The last two hotels are both part of global hospitality company Starwood Hotels & Resorts Worldwide. They couldn't be more different — Element's guest room floors are made of recycled tires; some floors at St. Regis are made of marble quarried in China for the resort. But the opening of both earlier this year show the continued appeal of the area, for hotel companies and visitors both.
"They're not betting on Miami," said Rolando Aedo, chief marketing officer for the Greater Miami Convention & Visitors Bureau. "They're investing in Miami because we're a good investment."
South Florida markets continue to thrive. Occupancy and rates were both up in March of this year compared to 2011. But while prices continue to inch up, there's no better time than summer to get the best deals.
—Dream South Beach
What's new: Everything but historic details (including floors) inside the former Tudor Hotel and Palmer House. Not even the elegant elevators, done up in mother of pearl and black glass, escaped attention. While the hotel partially opened in summer of 2010, it wasn't finished until last July. The 108 rooms are highly designed, with Ann Sacks tile, custom furniture and touches such as gold glass-beaded wall coverings. Restaurateur Geoffrey Zakarian's Tudor House earns raves. Still to come: A spa with two treatment rooms opens this month.
Bragging rights: The Sun House, a 900-square-foot suite with a lavish bedroom, living room, two 65-inch TVs and enormous bathroom, boasts an even larger outdoor deck on the roof (with easy access to the rooftop pool). Starting price: $2,995 a night.
Caveat emptor: Privacy buffs beware.

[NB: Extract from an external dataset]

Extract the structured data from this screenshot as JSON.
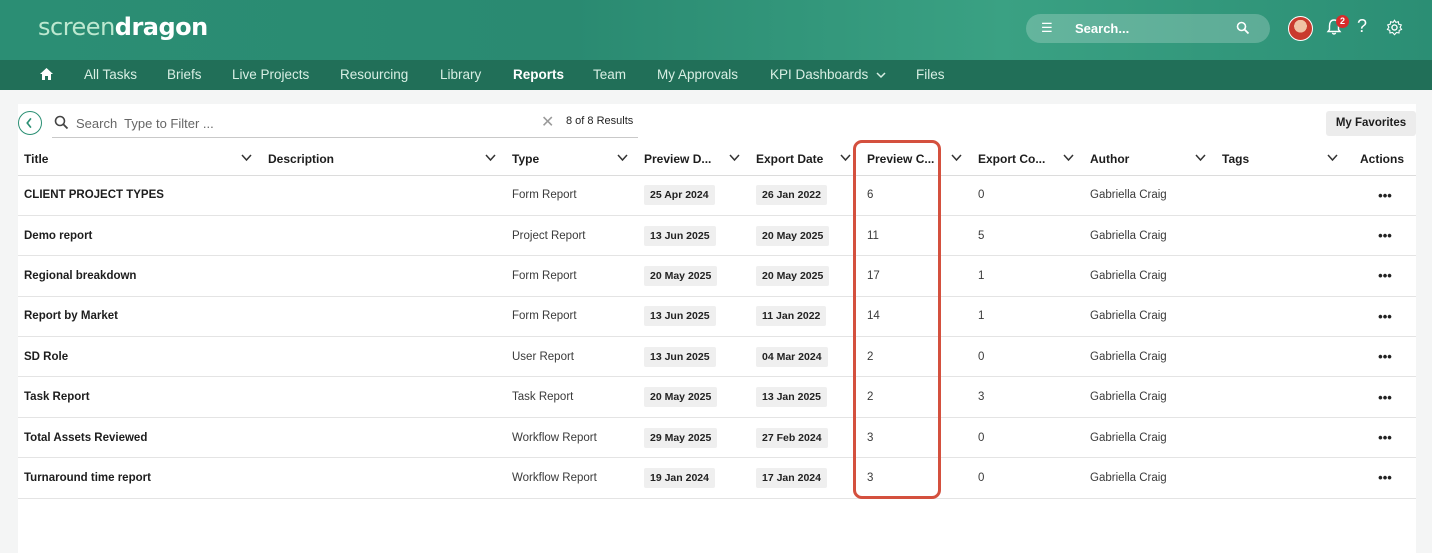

Bathroom areas are enclosed with glass, and while privacy doors with cutouts provide a screen, there's still potential to get an eyeful. While meticulously designed, the smallest rooms are tiny.
Best for: Couples, design aficionados.
Details: 1111 Collins Ave., Miami Beach, 305-673-4747; http://www.dreamsouthbeach.com.
Rates and deals: Summer weekdays start at $199. A romance package including continental breakfast for two, champagne and chocolate-covered strawberries starts at $249. Miami-Dade residents get 20 percent off; Florida residents get a 15 percent discount if they book by phone directly with the hotel.
—Element Miami International Airport
What's new: The entire 209-suite building, which opened in February. It's the tenth Element to open so far.
Bragging rights: Suites are roomy and built with the environment in mind: floors made of recycled tires, big windows that let in natural light, wallpaper made of recycled material. Most rooms have a full kitchen with stove, refrigerator and dishwasher; others have a modified kitchenette with microwave, toaster, sink and mini-fridge. Wi-Fi, breakfast and a Monday through Thursday evening reception with food and drinks are complimentary; there's also a do-it-yourself gourmet coffee machine in the lobby. The hotel, set on a lake, offers a pool and barbecue area; the parking lot dedicates premium parking spots to fuel-efficient and low-emitting vehicles.
Caveat emptor: The hotel is very close to Miami International Airport — but not to some of the area's most popular tourist destinations. A free shuttle is provided to and from the airport and to restaurants or shopping in a 3-mile radius. Travelers will need a car or money for the cab if they want to hit South Beach.
Best for: Families; cruise passengers who need an overnight stay; anyone who doesn't mind sacrificing proximity to touristy areas in exchange for reasonable rates; eco-conscious travelers.